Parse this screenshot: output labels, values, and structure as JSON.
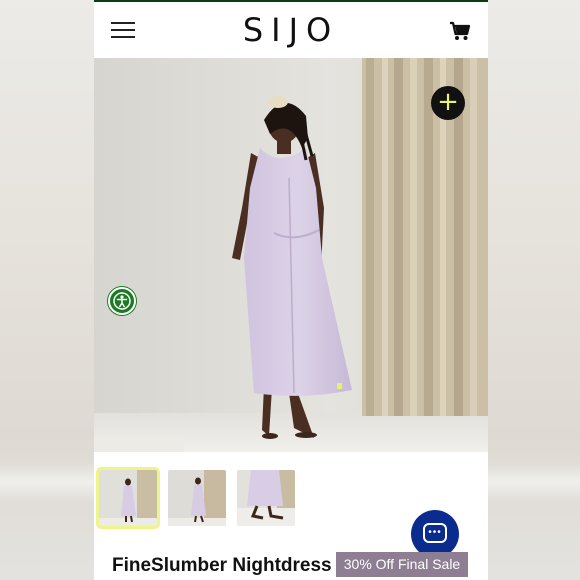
{
  "header": {
    "brand": "SIJO",
    "menu_icon": "hamburger-menu-icon",
    "cart_icon": "shopping-cart-icon"
  },
  "hero": {
    "zoom_icon": "plus-icon",
    "accessibility_icon": "accessibility-person-icon"
  },
  "thumbnails": [
    {
      "active": true
    },
    {
      "active": false
    },
    {
      "active": false
    }
  ],
  "chat": {
    "icon": "chat-bubble-icon"
  },
  "product": {
    "title": "FineSlumber Nightdress",
    "sale_badge": "30% Off Final Sale"
  },
  "colors": {
    "brand_dark": "#0e3b17",
    "accent_lime": "#e6f56a",
    "accessibility_green": "#1c7a23",
    "chat_blue": "#0b2c8f",
    "badge_purple": "#8d7e93"
  }
}
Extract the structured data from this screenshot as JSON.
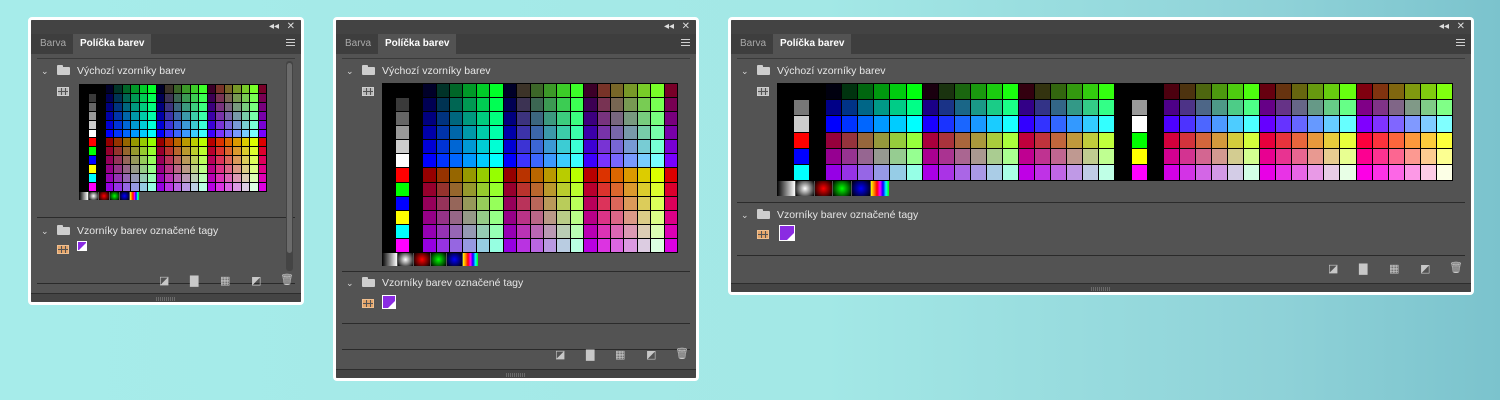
{
  "panels": [
    {
      "tabs": [
        "Barva",
        "Políčka barev"
      ],
      "active_tab": 1,
      "groups": [
        "Výchozí vzorníky barev",
        "Vzorníky barev označené tagy"
      ]
    },
    {
      "tabs": [
        "Barva",
        "Políčka barev"
      ],
      "active_tab": 1,
      "groups": [
        "Výchozí vzorníky barev",
        "Vzorníky barev označené tagy"
      ]
    },
    {
      "tabs": [
        "Barva",
        "Políčka barev"
      ],
      "active_tab": 1,
      "groups": [
        "Výchozí vzorníky barev",
        "Vzorníky barev označené tagy"
      ]
    }
  ],
  "controls": {
    "collapse": "◂◂",
    "close": "✕",
    "expand": "⌄"
  },
  "icons": [
    "collapse-icon",
    "close-icon",
    "panel-menu-icon",
    "folder-icon",
    "grid-view-icon",
    "new-group-icon",
    "new-swatch-icon",
    "delete-icon",
    "clear-icon"
  ],
  "colors": {
    "panel_bg": "#535353",
    "tab_bar": "#3e3e3e",
    "active_tab": "#535353",
    "tag_swatch": "#8a2be2",
    "selected_view": "#e3a46a"
  }
}
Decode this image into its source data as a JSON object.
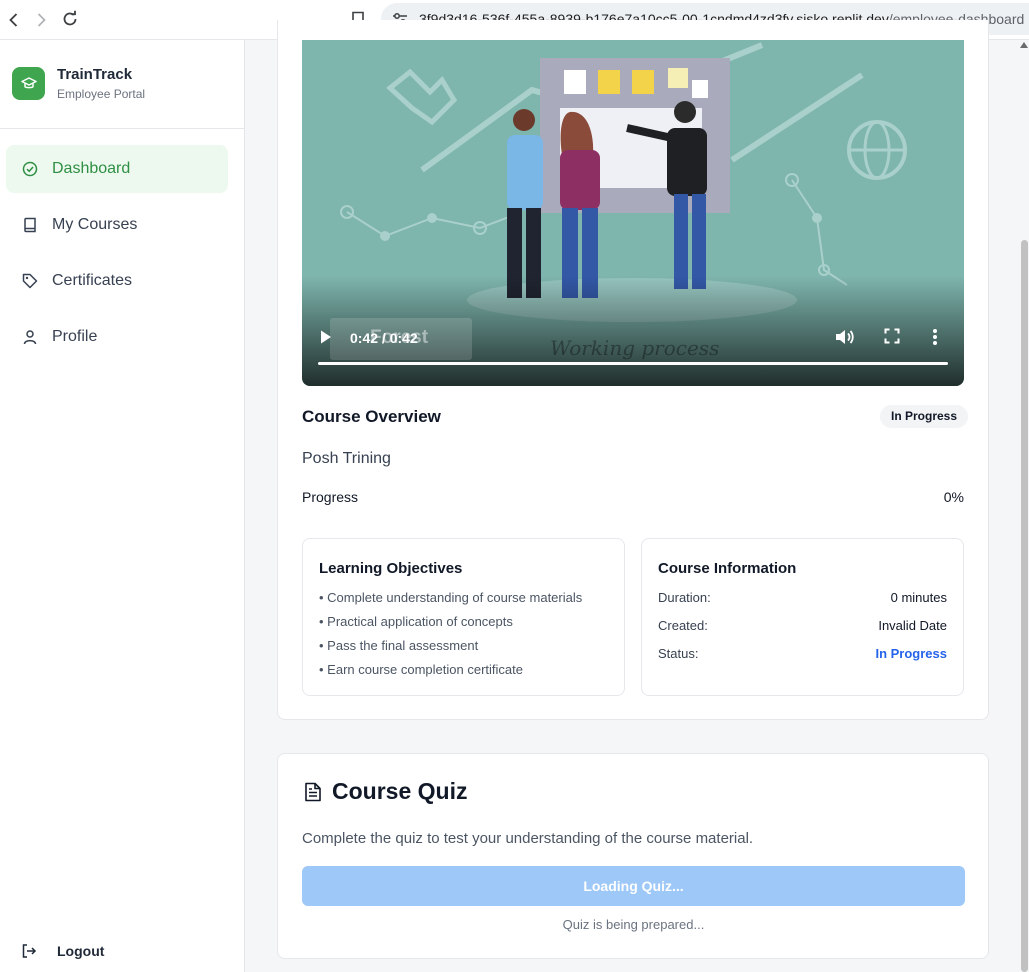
{
  "browser": {
    "url_host": "3f9d3d16-536f-455a-8939-b176e7a10cc5-00-1cndmd4zd3fv.sisko.replit.dev",
    "url_path": "/employee-dashboard"
  },
  "sidebar": {
    "brand_name": "TrainTrack",
    "brand_subtitle": "Employee Portal",
    "items": [
      {
        "label": "Dashboard",
        "icon": "check-circle-icon",
        "active": true
      },
      {
        "label": "My Courses",
        "icon": "book-icon",
        "active": false
      },
      {
        "label": "Certificates",
        "icon": "tag-icon",
        "active": false
      },
      {
        "label": "Profile",
        "icon": "user-icon",
        "active": false
      }
    ],
    "logout_label": "Logout"
  },
  "video": {
    "time_display": "0:42 / 0:42",
    "played_fraction": 1.0,
    "watermark_text": "Forest",
    "caption_text": "Working process"
  },
  "overview": {
    "title": "Course Overview",
    "status_badge": "In Progress",
    "course_name": "Posh Trining",
    "progress_label": "Progress",
    "progress_value": "0%"
  },
  "objectives": {
    "title": "Learning Objectives",
    "items": [
      "• Complete understanding of course materials",
      "• Practical application of concepts",
      "• Pass the final assessment",
      "• Earn course completion certificate"
    ]
  },
  "course_info": {
    "title": "Course Information",
    "rows": [
      {
        "label": "Duration:",
        "value": "0 minutes"
      },
      {
        "label": "Created:",
        "value": "Invalid Date"
      },
      {
        "label": "Status:",
        "value": "In Progress"
      }
    ]
  },
  "quiz": {
    "title": "Course Quiz",
    "description": "Complete the quiz to test your understanding of the course material.",
    "button_label": "Loading Quiz...",
    "note": "Quiz is being prepared..."
  },
  "colors": {
    "brand_green": "#3fa64f",
    "active_nav_bg": "#edf9ef",
    "status_blue": "#2563eb",
    "quiz_button": "#9dc8f7",
    "video_bg": "#7eb5ad"
  }
}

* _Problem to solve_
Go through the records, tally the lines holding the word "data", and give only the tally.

* _Result of the task_
2